Back in 2006 though, the cars’ dominance was less assured. The R10 TDI was the first time any team had attempted to win the race with a diesel engine (though not the first to compete – that honour fell to the Delettrez brothers with a 4.4-litre diesel racer in 1949).
Audi didn’t take half measures – the R10’s diesel V12 developed as much as 650bhp and put 811lb ft of torque to its rear wheels. The team’s confidence in the car’s ability was confirmed by its decision to run the same engines in the race as it had used in all practice and qualifying sessions – though to ensure longevity, Audi had to limit mileage during those sessions.
It paid off: while car number 7 suffered issues during the race, Frank Biela, Emanuele Pirro and Marco Werner secured victory in car number 8, making history in the process.
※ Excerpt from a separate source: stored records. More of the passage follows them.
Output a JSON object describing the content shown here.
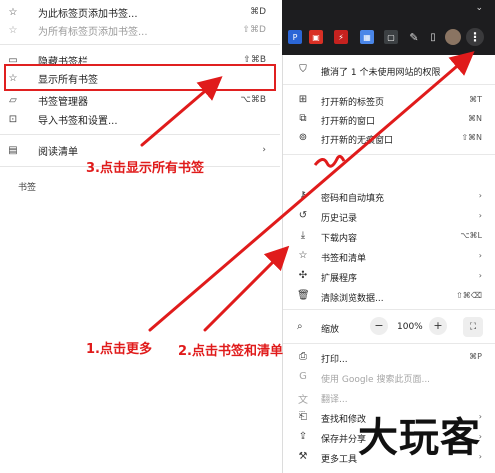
{
  "bookmarks_submenu": {
    "items": [
      {
        "label": "为此标签页添加书签...",
        "shortcut": "⌘D",
        "icon": "star-icon"
      },
      {
        "label": "为所有标签页添加书签...",
        "shortcut": "⇧⌘D",
        "icon": "star-icon"
      },
      {
        "label": "隐藏书签栏",
        "shortcut": "⇧⌘B",
        "icon": "bookmark-bar-icon"
      },
      {
        "label": "显示所有书签",
        "shortcut": "",
        "icon": "star-icon"
      },
      {
        "label": "书签管理器",
        "shortcut": "⌥⌘B",
        "icon": "folder-icon"
      },
      {
        "label": "导入书签和设置...",
        "shortcut": "",
        "icon": "import-icon"
      },
      {
        "label": "阅读清单",
        "shortcut": "",
        "icon": "reading-list-icon"
      }
    ],
    "section_label": "书签"
  },
  "chrome_menu": {
    "notice": "撤消了 1 个未使用网站的权限",
    "items": [
      {
        "label": "打开新的标签页",
        "shortcut": "⌘T",
        "icon": "new-tab-icon"
      },
      {
        "label": "打开新的窗口",
        "shortcut": "⌘N",
        "icon": "new-window-icon"
      },
      {
        "label": "打开新的无痕窗口",
        "shortcut": "⇧⌘N",
        "icon": "incognito-icon"
      },
      {
        "label": "密码和自动填充",
        "shortcut": "",
        "icon": "key-icon"
      },
      {
        "label": "历史记录",
        "shortcut": "",
        "icon": "history-icon"
      },
      {
        "label": "下载内容",
        "shortcut": "⌥⌘L",
        "icon": "download-icon"
      },
      {
        "label": "书签和清单",
        "shortcut": "",
        "icon": "star-icon"
      },
      {
        "label": "扩展程序",
        "shortcut": "",
        "icon": "extension-icon"
      },
      {
        "label": "清除浏览数据...",
        "shortcut": "⇧⌘⌫",
        "icon": "trash-icon"
      },
      {
        "label": "打印...",
        "shortcut": "⌘P",
        "icon": "print-icon"
      },
      {
        "label": "使用 Google 搜索此页面...",
        "shortcut": "",
        "icon": "google-icon"
      },
      {
        "label": "翻译...",
        "shortcut": "",
        "icon": "translate-icon"
      },
      {
        "label": "查找和修改",
        "shortcut": "",
        "icon": "find-icon"
      },
      {
        "label": "保存并分享",
        "shortcut": "",
        "icon": "share-icon"
      },
      {
        "label": "更多工具",
        "shortcut": "",
        "icon": "tools-icon"
      }
    ],
    "zoom": {
      "label": "缩放",
      "minus": "−",
      "value": "100%",
      "plus": "+"
    }
  },
  "annotations": {
    "step1": "1.点击更多",
    "step2": "2.点击书签和清单",
    "step3": "3.点击显示所有书签"
  },
  "watermark": "大玩客",
  "colors": {
    "annotation": "#e01b1b",
    "toolbar": "#1d1d1f"
  }
}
The engine had covered nearly 4000 miles in all sessions and to illustrate its cleanliness, a swab of each tailpipe with a napkin came up clean.
Such a feat has undoubtedly helped Audi promote diesel technology in its road cars, and with the advent of the e-tron quattro racers, two more technological frontiers can be used to please the marketing men.
All this would be to naught were the cars no longer competitive, but Audi’s results speak for themselves. Only once since 2006 have its diesels failed to win – and that car, Peugeot’s 908 HDi FAP, racked up yet another victory for the fuel itself.
And as Dickie Meaden found out when he tested 2014’s winning R18 e-tron quattro at Misano in Italy, the cars are also mind-blowing to drive – and far from silent.